Britain is a country famous for its history, The Queen, cricket and high tea, to name a few. I thoroughly enjoy my trips there and recently opened an office in London which gives me an excuse to spend more time in England’s vibrant and historic capital. However, this increased exposure has caused me to notice the stark contrast between how the Brits and their US counterparts operate in business.
The English are incredibly polite which is all well and good until you are running out of time to seal the deal and you just want to get to the point. I have experienced social and business situations in England where people will skirt around the issue just to avoid damaging people’s feelings. Conversely, the American’s are as direct as they come. This is a valuable attribute in business because it saves time; an asset that is becoming increasingly scarce. I like to know where I stand with my clients and customers because it allows a more productive relationship, which pays off for all parties.
I also think that the British need to be more emotional. The stereotypical stiff upper lip and traditional formalities are rather outdated. The growth of both the UK and US economies need to be boosted by entrepreneurial activity and by operating in an old-fashioned manner will hinder the development of potential young business people.
Overall I feel that Americans are much more entrepreneurial by nature.
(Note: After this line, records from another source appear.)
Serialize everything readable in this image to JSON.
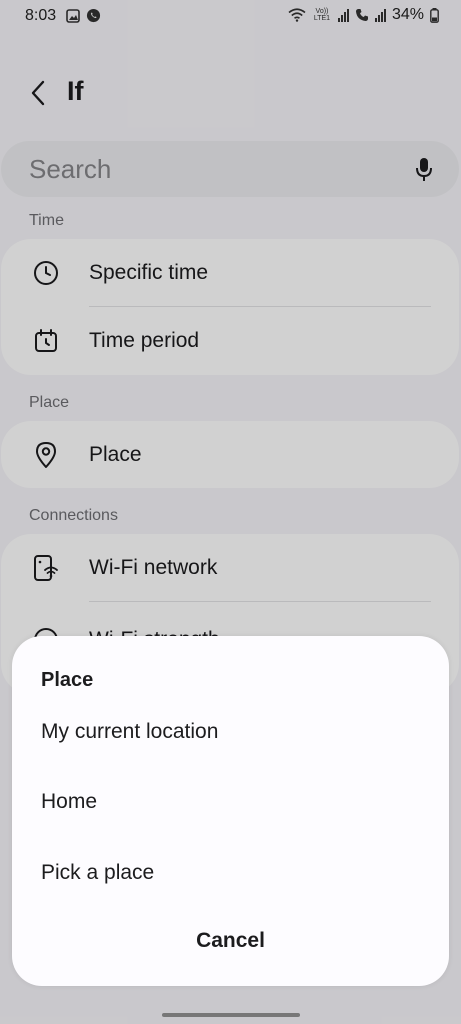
{
  "status_bar": {
    "time": "8:03",
    "lte_label": "Vo)) LTE1",
    "battery": "34%"
  },
  "header": {
    "title": "If"
  },
  "search": {
    "placeholder": "Search"
  },
  "sections": {
    "time": {
      "label": "Time",
      "items": [
        {
          "label": "Specific time",
          "icon": "clock-icon"
        },
        {
          "label": "Time period",
          "icon": "calendar-clock-icon"
        }
      ]
    },
    "place": {
      "label": "Place",
      "items": [
        {
          "label": "Place",
          "icon": "location-pin-icon"
        }
      ]
    },
    "connections": {
      "label": "Connections",
      "items": [
        {
          "label": "Wi-Fi network",
          "icon": "wifi-phone-icon"
        },
        {
          "label": "Wi-Fi strength",
          "icon": "wifi-strength-icon"
        }
      ]
    }
  },
  "sheet": {
    "title": "Place",
    "options": [
      {
        "label": "My current location"
      },
      {
        "label": "Home"
      },
      {
        "label": "Pick a place"
      }
    ],
    "cancel_label": "Cancel"
  }
}
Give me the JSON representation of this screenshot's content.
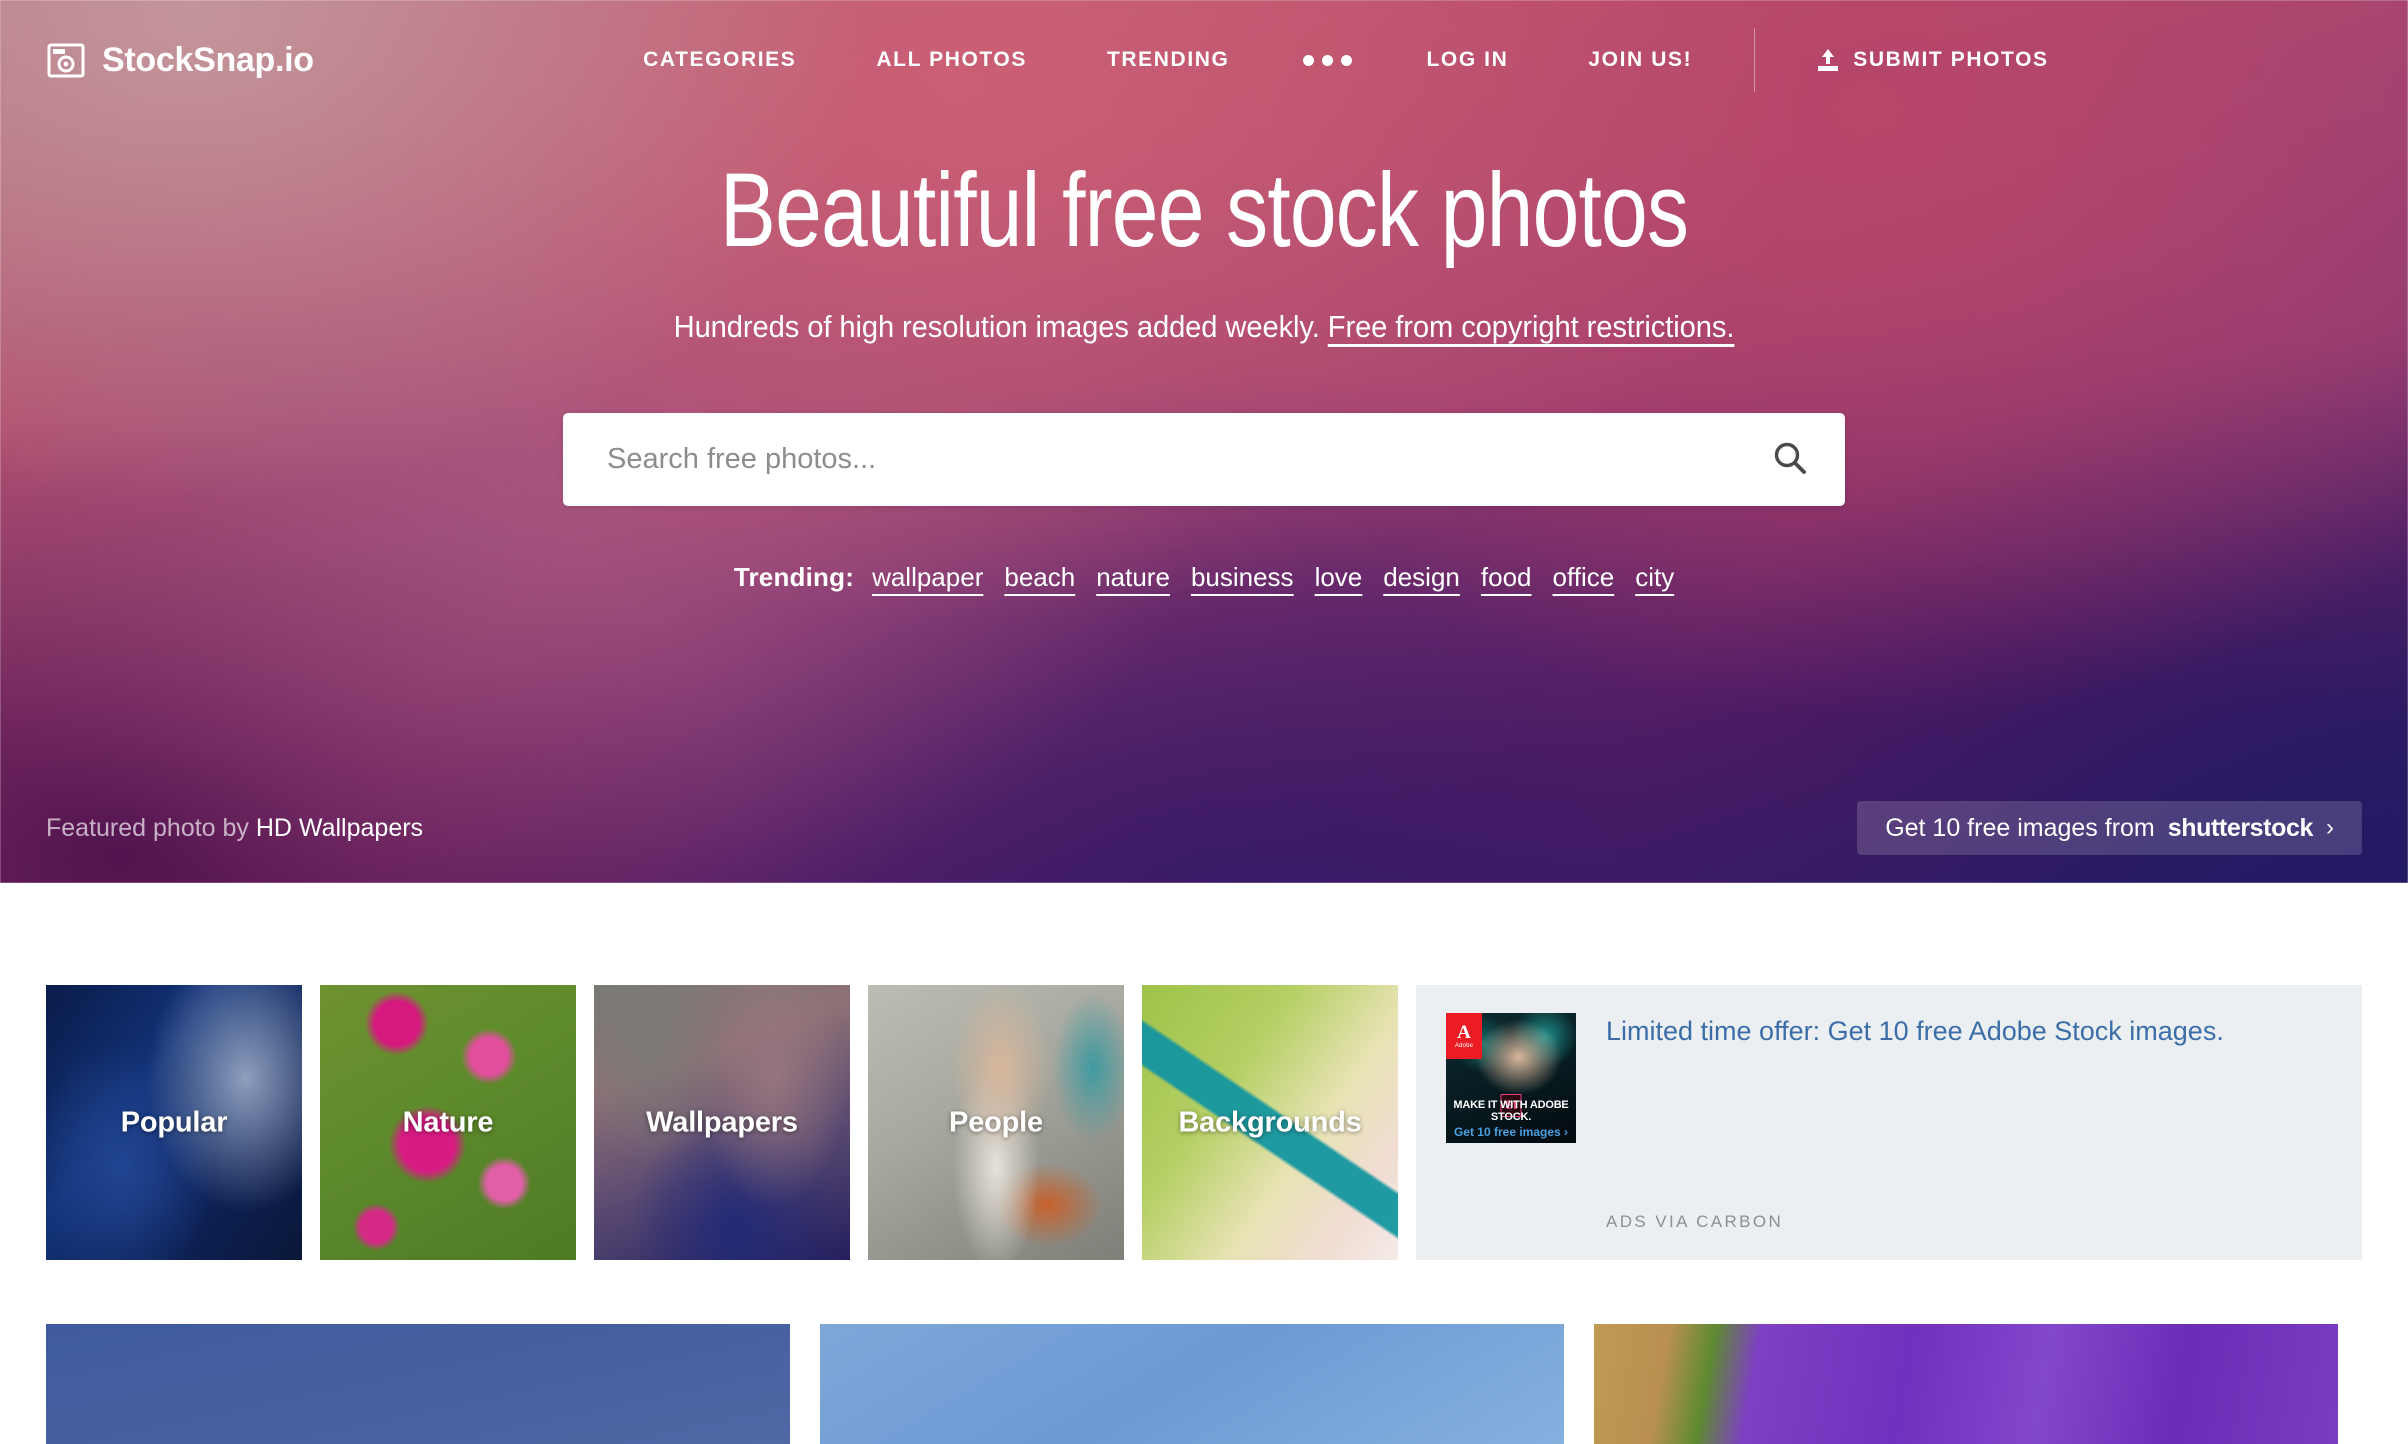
{
  "brand": {
    "name": "StockSnap.io",
    "icon": "camera-icon"
  },
  "nav": {
    "center": [
      {
        "label": "CATEGORIES",
        "name": "categories"
      },
      {
        "label": "ALL PHOTOS",
        "name": "all-photos"
      },
      {
        "label": "TRENDING",
        "name": "trending"
      }
    ],
    "more_icon": "ellipsis-icon",
    "right": [
      {
        "label": "LOG IN",
        "name": "log-in"
      },
      {
        "label": "JOIN US!",
        "name": "join-us"
      }
    ],
    "submit": {
      "label": "SUBMIT PHOTOS",
      "icon": "upload-icon"
    }
  },
  "hero": {
    "title": "Beautiful free stock photos",
    "subtitle_text": "Hundreds of high resolution images added weekly.",
    "subtitle_link": "Free from copyright restrictions.",
    "search": {
      "placeholder": "Search free photos...",
      "value": "",
      "icon": "search-icon"
    },
    "trending_label": "Trending:",
    "trending_tags": [
      "wallpaper",
      "beach",
      "nature",
      "business",
      "love",
      "design",
      "food",
      "office",
      "city"
    ],
    "featured_prefix": "Featured photo by",
    "featured_author": "HD Wallpapers",
    "shutterstock": {
      "text": "Get 10 free images from",
      "brand": "shutterstock",
      "chevron": "chevron-right-icon"
    }
  },
  "categories": [
    {
      "label": "Popular",
      "name": "popular"
    },
    {
      "label": "Nature",
      "name": "nature"
    },
    {
      "label": "Wallpapers",
      "name": "wallpapers"
    },
    {
      "label": "People",
      "name": "people"
    },
    {
      "label": "Backgrounds",
      "name": "backgrounds"
    }
  ],
  "ad": {
    "headline": "Limited time offer: Get 10 free Adobe Stock images.",
    "via": "ADS VIA CARBON",
    "creative": {
      "brand": "Adobe",
      "brand_mark": "A",
      "product_mark": "St",
      "overlay_line1": "MAKE IT WITH ADOBE STOCK.",
      "overlay_line2": "Get 10 free images ›"
    }
  },
  "colors": {
    "hero_top": "#b4707f",
    "hero_mid": "#b5506b",
    "hero_bottom_left": "#51134f",
    "hero_bottom_right": "#231a63",
    "ad_bg": "#eceff1",
    "ad_link": "#3b6ea8",
    "adobe_red": "#ec1c24"
  }
}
The USA is so big, but it’s a consolidated market. It’s easier to launch an idea and get users, whereas Europe is so fragmented; it’s harder from the start. It has taken the British government a while to realise that enforcing policies to encourage entrepreneurship will help the progression of the entire economy. David Cameron last year introduced some positive policies that extend small business rate relief including a 230% increase in research and development tax credit for SMEs and a £45m package to boost exports, however, this has been a long time coming but I am pleased that the UK is moving in the right direction.
America really is “the land of opportunity”. Everywhere you go I hear of people wanting to succeed and there really is a positive attitude around being able to achieve your goals. American’s use far more motivational language and their optimistic outlook often means you get a better reaction to new ideas and people are far more open to change. These factors really lend themselves to producing an ideal environment for entrepreneurs to succeed. Compared to England this is particularly relevant to creative industries such as music and entertainment, it is far easier to get traction on the commerce side.
Then there is the holiday allowance. British people receive twice as much holiday than Americans. It frustrates me that offices in the UK seem to shut down for the whole of August and over the Christmas holiday period. I do think the US holiday allowance is slightly too low, but time is incredibly valuable and the disparity in annual leave obviously puts Britain at an immediate disadvantage; individuals are missing out on time to make money. Evidence shows that US economy is experiencing an exceptional period of evolution compared to the UK. The economy is growing at its fastest pace in a decade with GDP at 5%, so the UK can’t afford to waste time.
Last year The Spectator reported that if Britain were to somehow leave the EU and join the US it’d be the 2nd-poorest state in the union – poorer than Missouri, Kansas and Alabama. Poorer than any state except for Mississippi, and if you take out the south east the UK would be poorer than that too suggesting that the Brits desperately need to take a leaf out the American business book.
When it comes to SMEs the UK are particularly lagging behind the USA when it comes to access to capital.
- The UK lags over 20 index points – out of 100 – behind the US in entrepreneurial aspirations.
- In Europe 80% of SME funding comes from banks compared to 18% in the USA.
- Of the largest 100 companies in the world created since 1975, 26 are from California and there is only 1 from Europe.
I do not mean to say that the Americans do not have their own flaws when it comes to business. However, I do believe that their behaviour and attitudes are ideal for proactive commercial activity and facilitating the establishment of small companies, which in turn boost the economy. As the business world continues to evolve on a global scale, the way people approach business will have to become more uniform to avoid conflict and ensure consistency. The American style may well be the best approach.